2014 HRM Impact Award Winner


Message from FBI Director, James B. Comey

To be truly great, and to sustain greatness, the FBI needs consistent, excellent leadership at all levels and in all disciplines. We need to identify leadership potential early, then train, assess, and sort our leaders. The Leadership Skills Assessment that we use for mid-level management is essential to helping us identify those that have the leadership skill and potential to be good coaches, and not just good players. The extraordinary work needed to build and maintain such an important assessment tool is an example of the many things we do at the FBI every day to meet that challenge of consistent, excellent leadership.


The Leadership Skills Assessment (LSA)


As part of a consent decree stemming from a race-based discrimination class action lawsuit, the FBI was required to overhaul its promotion process for mid-level Special Agent management positions, to include a role-play assessment that was blind to race and gender. With the goal of emphasizing and promoting for leadership, factors such as the post-9/11 re-balance of mission for the FBI, the logistical challenges with filling 1500 global jobs from a pool of nearly 12,000 candidates annually, and acceptability and transparency for candidates led to this complex challenge and ultimate design of the telephonically administered Leadership Skills Assessment.

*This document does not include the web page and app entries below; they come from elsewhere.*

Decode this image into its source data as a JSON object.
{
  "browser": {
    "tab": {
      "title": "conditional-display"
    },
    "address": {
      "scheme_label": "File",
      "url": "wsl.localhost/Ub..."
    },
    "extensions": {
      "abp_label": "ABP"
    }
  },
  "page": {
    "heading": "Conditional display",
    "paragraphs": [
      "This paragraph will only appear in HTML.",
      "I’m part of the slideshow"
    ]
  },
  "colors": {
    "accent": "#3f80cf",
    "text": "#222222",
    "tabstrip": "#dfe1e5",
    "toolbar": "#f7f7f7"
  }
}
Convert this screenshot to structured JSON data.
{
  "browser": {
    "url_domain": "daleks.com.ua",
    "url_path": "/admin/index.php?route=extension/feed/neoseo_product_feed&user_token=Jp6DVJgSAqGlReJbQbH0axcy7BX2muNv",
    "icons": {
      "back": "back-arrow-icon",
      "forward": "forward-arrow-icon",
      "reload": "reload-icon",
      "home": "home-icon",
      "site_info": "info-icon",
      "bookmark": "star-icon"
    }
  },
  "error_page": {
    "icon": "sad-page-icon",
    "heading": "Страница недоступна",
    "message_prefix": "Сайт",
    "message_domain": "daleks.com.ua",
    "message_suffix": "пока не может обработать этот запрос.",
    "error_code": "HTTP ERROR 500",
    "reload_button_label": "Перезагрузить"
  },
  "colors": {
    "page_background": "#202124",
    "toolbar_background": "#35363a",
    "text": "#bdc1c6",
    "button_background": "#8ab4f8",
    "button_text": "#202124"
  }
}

The Leadership Skills Assessment is a customized, live, day-in-the-life role play telephonic job situation designed by the FBI in partnership with Aon Hewitt Consulting, who continues to administer the assessment. After a review of materials to set the stage, candidates interact with trained assessors who role play scenarios designed by the FBI. Assessors electronically capture notes and ratings based on the behavioral descriptors prescribed by the FBI to reflect its eight core leadership competencies. All leadership dimensions and subdimensions are scored multiple times within the assessment. A final overall composite score, as well as scores on the separate competencies, are calculated for use in promotion decisions and a comprehensive feedback report that includes developmental recommendations is provided to each candidate.

This first hurdle of the mid-level management promotion process has had measureable impact to the leadership of the FBI; not only did the targeted mid-level leadership positions increase in leadership skill (based on employee ratings), but the executive population later in the pipeline demonstrated twice the increase in leadership skill than the targeted position. This emphasizes both the short-term and long-term utility of the Leadership Skills Assessment for the identification of leadership talent at multiple points within the leadership pipeline.